I'm using Tmux to host two observer windows (top left/right), two participant windows (bottom left/right), and one server window (middle). The commands to run these programs are typed in, and you can find on my github.

Server start/connections made

Upon running the proper commands, the server will listen on the observer and participant ports for connections. Once connected as a participant, type in a username to join the chatroom. Once connected as an observer, type in a username of a connected participant you want to observe.

Participant Connection

Server will reflect who's joined

Observer Connection and messaging

Observers can see all global messages or private messages intened to the participant they're connected to.

Private message

You can see that user_two (right) sends a private message to user_one by starting the message with "@user_one " and is denoted on user_one's observer through a "%" symbol. You can also see that user_two's observer cannot see that private message. If the participant tries to send a private message to an invalid user, the server handles it and tell's that participants connected observer that the intended user does not exist.

Deadwood GUI

Worked with a partner on a clickable graphical representation of the board game, Deadwood. We were given XML files which we parsed to obtain all illustrations needed for the game. Using JavaFX, we practiced MVC architectural skills, Object Oriented Design and Programming, Class inheritence understanding, Interface knowledge, and game concepts.

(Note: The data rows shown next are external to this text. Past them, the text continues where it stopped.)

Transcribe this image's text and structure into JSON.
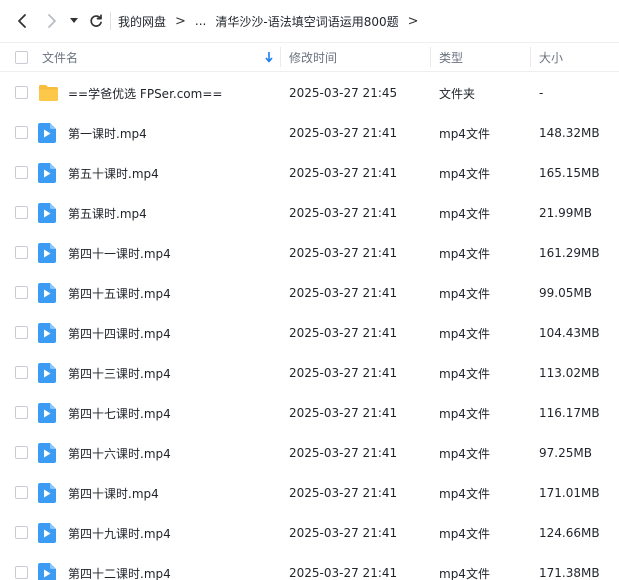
{
  "breadcrumb": {
    "root": "我的网盘",
    "ellipsis": "...",
    "current": "清华沙沙-语法填空词语运用800题",
    "separator": ">"
  },
  "columns": {
    "name": "文件名",
    "modified": "修改时间",
    "type": "类型",
    "size": "大小",
    "sort_icon": "sort-down-arrow-icon"
  },
  "colors": {
    "accent": "#1a7df1",
    "folder": "#f7bd3b",
    "video": "#3c9cf4"
  },
  "files": [
    {
      "name": "==学爸优选 FPSer.com==",
      "modified": "2025-03-27 21:45",
      "type": "文件夹",
      "size": "-",
      "kind": "folder"
    },
    {
      "name": "第一课时.mp4",
      "modified": "2025-03-27 21:41",
      "type": "mp4文件",
      "size": "148.32MB",
      "kind": "video"
    },
    {
      "name": "第五十课时.mp4",
      "modified": "2025-03-27 21:41",
      "type": "mp4文件",
      "size": "165.15MB",
      "kind": "video"
    },
    {
      "name": "第五课时.mp4",
      "modified": "2025-03-27 21:41",
      "type": "mp4文件",
      "size": "21.99MB",
      "kind": "video"
    },
    {
      "name": "第四十一课时.mp4",
      "modified": "2025-03-27 21:41",
      "type": "mp4文件",
      "size": "161.29MB",
      "kind": "video"
    },
    {
      "name": "第四十五课时.mp4",
      "modified": "2025-03-27 21:41",
      "type": "mp4文件",
      "size": "99.05MB",
      "kind": "video"
    },
    {
      "name": "第四十四课时.mp4",
      "modified": "2025-03-27 21:41",
      "type": "mp4文件",
      "size": "104.43MB",
      "kind": "video"
    },
    {
      "name": "第四十三课时.mp4",
      "modified": "2025-03-27 21:41",
      "type": "mp4文件",
      "size": "113.02MB",
      "kind": "video"
    },
    {
      "name": "第四十七课时.mp4",
      "modified": "2025-03-27 21:41",
      "type": "mp4文件",
      "size": "116.17MB",
      "kind": "video"
    },
    {
      "name": "第四十六课时.mp4",
      "modified": "2025-03-27 21:41",
      "type": "mp4文件",
      "size": "97.25MB",
      "kind": "video"
    },
    {
      "name": "第四十课时.mp4",
      "modified": "2025-03-27 21:41",
      "type": "mp4文件",
      "size": "171.01MB",
      "kind": "video"
    },
    {
      "name": "第四十九课时.mp4",
      "modified": "2025-03-27 21:41",
      "type": "mp4文件",
      "size": "124.66MB",
      "kind": "video"
    },
    {
      "name": "第四十二课时.mp4",
      "modified": "2025-03-27 21:41",
      "type": "mp4文件",
      "size": "171.38MB",
      "kind": "video"
    }
  ]
}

This was a pain of a project with tight deadlines and workload I had with that class alone. It was my first taste of strict time management which helped me tremendously through the rest of my college career.

Tools used: Java, XML, UML Class Diagrams, JavaFX, MVC Architecture, Use Cases

April 2020 - June 2020


Implemented a microshell in C that is capable of processing common shell commands like cd, ls, piping, signal interrupts, and expanding environmental variables. This was my first time programming in C so this project helped me learn a lot about how pointers worked, argument parsing, buffer overflow, parent and child processes, structs, Makefiles, and segmentation faults. It also gave me the opportunity to apply my knowledge of state machines a great deal and was a pivotal turning point in the way I analyzed and solved a problem before putting it into code.

Tools used: C, State Machines, GDB

January 2020 - March 2020


Programming Languages & Tools

Web Development

  • JavaScript
  • JSX
  • PHP
  • SQL

Programming Languages

  • Python
  • Java
  • C


  • React.js
  • Node.js
  • Express.js
  • Tensorflow
  • WanDB

Other technologies/tools

  • Android Studio
  • Docker
  • Kubernetes
  • Git
  • Bash
  • MySQL
  • SQLite
  • Joomla
  • CICD
  • Microsoft Office
  • VS Code
  • LaTeX


Western Washington University

Bachelor of Science - Computer Science
Whiteboard Coders Club, Intramural Football

GPA: 3.11

September 2017 - December 2021

Skyview High School

AP Student
National Honors Society, GEAR UP, Football, Track and Field, APX, Make-A-Wish Foundation

GPA: 3.81

August 2013 - June 2017


I love the outdoors! While outside, I'm usually snowboarding, hiking, or taking pictures of nature stuff. During the warmer seasons, I like camping out with frineds, climbing mountains, or cruising around on a longboard. When forced indoors because of the nasty elements of the PNW, you can find me practicing my chef and guitar skills, and most importantly, the latest technological advancements in the front-end world of web development.